Sasha Regan's production of Iolanthe has transferred from the Union Theatre to Wilton's Music Hall, but has it weathered the necessary changes in cast, staging and choreography? Yes, pretty much.
Most of the cast have stayed with the production, which has been skilfully re-staged and re-choreographed by director Sasha Regan and choreographer Mark Smith. The magical atmosphere of Wilton's lends itself perfectly to the fairies/peers theme, and the lone piano playing works just as well here as it did in the 50-seater Union.
The star of the production is undoubtedly the extremely watchable Christopher Finn, reprising the title role of Iolanthe with grace and charm. Finn's gorgeous vocal and nuanced portrayal of the fairy ripped from her family due to fairy law (and her duty, a common G&S theme) is thrilling and reason enough alone to see this production. Although some of the intimacy of Iolanthe's reunion with the Lord Chancellor (Shaun McCourt) has naturally been lost in the transfer, the two nevertheless manage to wring lots of emotion from this precious moment. The super-youthful McCourt is also good fun in his patter songs, managing to balance perfect enunciation and comic timing well.
As Strephon, Louis Maskell is an improvement on previous incumbent Gianni Onori, bringing more vocal power and emotional strength to the role, but he sometimes needs to enunciate more clearly in order to be understood in the larger space of Wilton's - unlike Onori, he doesn't have the benefit of an audience literally at his fingertips. Overall, though, Maskell works well in the role and displays good chemistry with Alan Richardson, who makes a strong, sparky Phyllis, perhaps slightly more arch than before but with a vocal that fills Wilton's, as opposed to his all-too-quiet Mabel in Pirates of Penzance just a summer or so ago.
Matthew James Willis (Earl Tolloller) once more anchors the ensemble with his powerful vocal, which somehow manages to both blend with the others and stand out from the crowd. As Lord Mountararat, Luke Frederick is fine, but can't live up to the work of the delightful Kingsley Hall, who played Mountararat at the Union - it's a curious decision to demote Hall to the ensemble, which causes, for those who saw it first time round, a great deal of hankering for his wonderful chemistry with Willis and his super-smooth vocal.

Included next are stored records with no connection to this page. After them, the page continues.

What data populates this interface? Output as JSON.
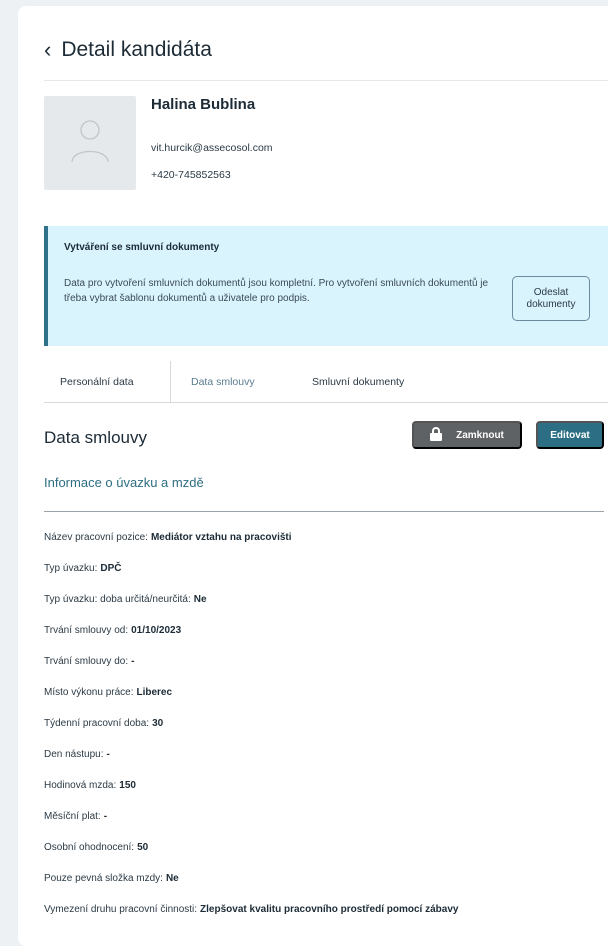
{
  "page": {
    "title": "Detail kandidáta",
    "back_icon": "chevron-left-icon"
  },
  "candidate": {
    "name": "Halina Bublina",
    "email": "vit.hurcik@assecosol.com",
    "phone": "+420-745852563",
    "avatar_icon": "user-placeholder-icon"
  },
  "alert": {
    "title": "Vytváření se smluvní dokumenty",
    "text": "Data pro vytvoření smluvních dokumentů jsou kompletní. Pro vytvoření smluvních dokumentů je třeba vybrat šablonu dokumentů a uživatele pro podpis.",
    "button_label": "Odeslat dokumenty",
    "accent": "#2e7189",
    "background": "#d9f4fd"
  },
  "tabs": [
    {
      "label": "Personální data"
    },
    {
      "label": "Data smlouvy"
    },
    {
      "label": "Smluvní dokumenty"
    }
  ],
  "section": {
    "title": "Data smlouvy",
    "lock_label": "Zamknout",
    "edit_label": "Editovat",
    "subtitle": "Informace o úvazku a mzdě"
  },
  "fields": [
    {
      "label": "Název pracovní pozice:",
      "value": "Mediátor vztahu na pracovišti"
    },
    {
      "label": "Typ úvazku:",
      "value": "DPČ"
    },
    {
      "label": "Typ úvazku: doba určitá/neurčitá:",
      "value": "Ne"
    },
    {
      "label": "Trvání smlouvy od:",
      "value": "01/10/2023"
    },
    {
      "label": "Trvání smlouvy do:",
      "value": "-"
    },
    {
      "label": "Místo výkonu práce:",
      "value": "Liberec"
    },
    {
      "label": "Týdenní pracovní doba:",
      "value": "30"
    },
    {
      "label": "Den nástupu:",
      "value": "-"
    },
    {
      "label": "Hodinová mzda:",
      "value": "150"
    },
    {
      "label": "Měsíční plat:",
      "value": "-"
    },
    {
      "label": "Osobní ohodnocení:",
      "value": "50"
    },
    {
      "label": "Pouze pevná složka mzdy:",
      "value": "Ne"
    },
    {
      "label": "Vymezení druhu pracovní činnosti:",
      "value": "Zlepšovat kvalitu pracovního prostředí pomocí zábavy"
    }
  ],
  "colors": {
    "primary": "#2c6f84",
    "lock_button": "#5f6264"
  }
}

Alex Weatherhill's Fairy Queen is funny and authoritative, and although he can't quite match former Fairy Queen Kris Manuel's unbelievable power on the high notes, he proves to have a much more reassuringly even tone to his voice than Manuel. Weatherhill is supported well by Reuben Kaye as Celia, who manages to wring honest laughs out of just a few lines.
It's also lovely to see Michael Burgen, who played Samuel in Pirates of Penzance, and former ensemble member Joseph Davenport back in a Union G&S production - both show their versatility as members of the ensemble.
Things have certainly changed for Iolanthe, but it's (mostly) all for the good. It's a classy, clever production of a G&S classic that has wit, charm and a great deal of heart.
Read my original review here.